Well, I guess after five successful, amazing years in Texas (MVP in 2010, 43 homers/128 RBIs in 2012), I should have foreseen that he would have a drug relapse and have two bad seasons with the Angels. My bad. I guess my ESP isn’t working too well.

The Red Sox were coming off a last-place finish, had traded off their stars (Adrian Gonzalez and Carl Crawford) and silly me thought Hamilton, the best five-tool player in the game at the time, would have been a good fit. The Red Sox were right; they went with Shane Victorino.

I will say this: If the Red Sox had signed Hamilton, they would have provided him with the proper support system to deal with his everyday existence. I don’t believe the Angels did a good job with that.

Is Larry Lucchino out with the Red Sox if he takes on Olympic assignment? If he is, who do you think would be a good replacement?

Bill, San Diego

Don’t really know the answer to that, but the presumption has been yes, that it would be a full-time endeavor. Lucchino has already bought into the Pawtucket Red Sox, so it appears that, despite the comments that nothing has changed with him and the Red Sox, a lot has changed.

A good replacement? How about Dan Duquette? The current Sox ownership fired him, but Duquette knows the Red Sox, and it would keep him away from Toronto, which will likely go after him next offseason. There’s always the compensation issue, of course.

Can this lineup score enough runs to bail out the pitching staff?

Sam, Los Angeles

That’s what they’re banking on. I think they can, for the most part. I’m going to assume the Sox staff gets better and the hitting improves as the weather improves. The Sox also have a lot of options in Pawtucket. They will need a little upgrade (an ace) to their staff.

Would the Red Sox ever consider making the 6:10 starts permanent?

Dan, Boston

I think everyone would love that. The only thing I’ve noticed is the ballpark is half-empty at the start of the game. Then again, the ballpark is half-empty at the end of games. Not sure how this affects NESN ratings, either. That would have to be taken into consideration.

With Ryan Hanigan really a backup and Sandy Leon really a No. 3, will it be long before Blake Swihart sees Boston?
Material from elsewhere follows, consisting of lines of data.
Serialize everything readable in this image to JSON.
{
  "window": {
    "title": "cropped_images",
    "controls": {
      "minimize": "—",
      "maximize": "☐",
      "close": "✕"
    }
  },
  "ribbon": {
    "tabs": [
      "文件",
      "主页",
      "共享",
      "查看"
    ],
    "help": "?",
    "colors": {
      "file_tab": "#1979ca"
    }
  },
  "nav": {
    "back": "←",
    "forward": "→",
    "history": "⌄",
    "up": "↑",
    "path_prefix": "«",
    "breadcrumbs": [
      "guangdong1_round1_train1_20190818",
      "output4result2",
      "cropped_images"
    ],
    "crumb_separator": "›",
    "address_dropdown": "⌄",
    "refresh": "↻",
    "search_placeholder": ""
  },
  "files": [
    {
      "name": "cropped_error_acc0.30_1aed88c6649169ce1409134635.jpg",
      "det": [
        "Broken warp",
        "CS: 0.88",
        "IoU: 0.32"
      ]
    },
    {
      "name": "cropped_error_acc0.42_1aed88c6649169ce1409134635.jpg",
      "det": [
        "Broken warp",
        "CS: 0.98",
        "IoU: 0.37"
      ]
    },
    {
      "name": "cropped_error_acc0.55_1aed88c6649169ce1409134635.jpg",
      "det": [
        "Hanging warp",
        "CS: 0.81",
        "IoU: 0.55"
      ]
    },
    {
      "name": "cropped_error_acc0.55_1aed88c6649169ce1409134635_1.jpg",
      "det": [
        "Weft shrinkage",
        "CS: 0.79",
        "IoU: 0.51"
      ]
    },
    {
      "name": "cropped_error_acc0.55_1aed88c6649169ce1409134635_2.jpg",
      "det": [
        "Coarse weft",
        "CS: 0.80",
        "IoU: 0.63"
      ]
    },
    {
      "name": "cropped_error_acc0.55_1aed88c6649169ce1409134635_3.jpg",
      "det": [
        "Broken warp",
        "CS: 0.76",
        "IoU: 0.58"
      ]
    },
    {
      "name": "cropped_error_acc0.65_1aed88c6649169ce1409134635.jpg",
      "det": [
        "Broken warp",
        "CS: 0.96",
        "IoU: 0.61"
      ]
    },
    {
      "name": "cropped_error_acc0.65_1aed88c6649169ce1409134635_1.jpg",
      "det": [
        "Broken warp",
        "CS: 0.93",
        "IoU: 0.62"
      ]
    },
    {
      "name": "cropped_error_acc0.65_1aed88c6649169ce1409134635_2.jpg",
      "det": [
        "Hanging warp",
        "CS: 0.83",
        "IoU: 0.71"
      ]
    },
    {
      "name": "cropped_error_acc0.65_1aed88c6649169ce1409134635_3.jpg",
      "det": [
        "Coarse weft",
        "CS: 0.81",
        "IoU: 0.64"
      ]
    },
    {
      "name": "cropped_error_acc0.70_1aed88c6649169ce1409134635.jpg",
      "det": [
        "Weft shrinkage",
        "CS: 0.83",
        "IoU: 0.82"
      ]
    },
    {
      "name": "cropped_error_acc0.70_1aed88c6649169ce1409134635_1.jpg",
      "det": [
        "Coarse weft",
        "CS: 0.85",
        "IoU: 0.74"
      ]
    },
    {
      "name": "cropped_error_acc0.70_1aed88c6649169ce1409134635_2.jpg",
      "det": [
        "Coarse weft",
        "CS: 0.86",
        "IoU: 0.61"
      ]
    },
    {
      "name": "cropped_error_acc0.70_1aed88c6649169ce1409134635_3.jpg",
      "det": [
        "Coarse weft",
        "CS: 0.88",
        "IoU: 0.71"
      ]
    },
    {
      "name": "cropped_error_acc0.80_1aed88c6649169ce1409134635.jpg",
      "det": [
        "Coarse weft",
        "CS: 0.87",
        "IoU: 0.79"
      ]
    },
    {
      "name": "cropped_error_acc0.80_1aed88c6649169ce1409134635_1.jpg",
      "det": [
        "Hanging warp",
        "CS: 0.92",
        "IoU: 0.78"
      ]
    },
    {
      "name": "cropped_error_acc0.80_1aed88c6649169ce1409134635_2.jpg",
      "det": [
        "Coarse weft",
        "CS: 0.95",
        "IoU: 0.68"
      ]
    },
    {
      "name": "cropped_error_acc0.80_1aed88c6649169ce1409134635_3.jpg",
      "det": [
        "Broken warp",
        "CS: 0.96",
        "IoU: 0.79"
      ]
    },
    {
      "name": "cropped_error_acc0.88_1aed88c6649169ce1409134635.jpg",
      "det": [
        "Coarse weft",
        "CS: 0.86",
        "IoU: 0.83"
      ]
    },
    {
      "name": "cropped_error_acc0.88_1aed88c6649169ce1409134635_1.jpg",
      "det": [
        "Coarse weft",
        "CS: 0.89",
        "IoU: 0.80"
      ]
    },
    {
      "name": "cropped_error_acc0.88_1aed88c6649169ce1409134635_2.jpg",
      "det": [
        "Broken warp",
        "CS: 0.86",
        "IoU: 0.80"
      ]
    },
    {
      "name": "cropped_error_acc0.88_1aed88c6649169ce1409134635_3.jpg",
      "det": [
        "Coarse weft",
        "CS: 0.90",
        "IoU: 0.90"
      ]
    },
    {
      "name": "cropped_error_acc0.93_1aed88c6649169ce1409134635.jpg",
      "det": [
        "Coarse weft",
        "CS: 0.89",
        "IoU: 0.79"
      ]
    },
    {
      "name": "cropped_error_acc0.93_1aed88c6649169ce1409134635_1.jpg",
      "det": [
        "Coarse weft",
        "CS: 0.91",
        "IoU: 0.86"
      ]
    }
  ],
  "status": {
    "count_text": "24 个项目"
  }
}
Jim, Revere

I can see Swihart coming up in June/July after he’s had a few games under his belt. Most scouts who watch Swihart point to the fact that his defense is just fine and ready for MLB action. He’s have the usual getting-to-know-you/game-calling issues, but he’s ready. They’ll keep him down as long as possible. The more games down there, the better, is the way the Sox brass is feeling right now.

Nick Cafardo can be reached at cafardo@globe.com. Follow him on Twitter @nickcafardo.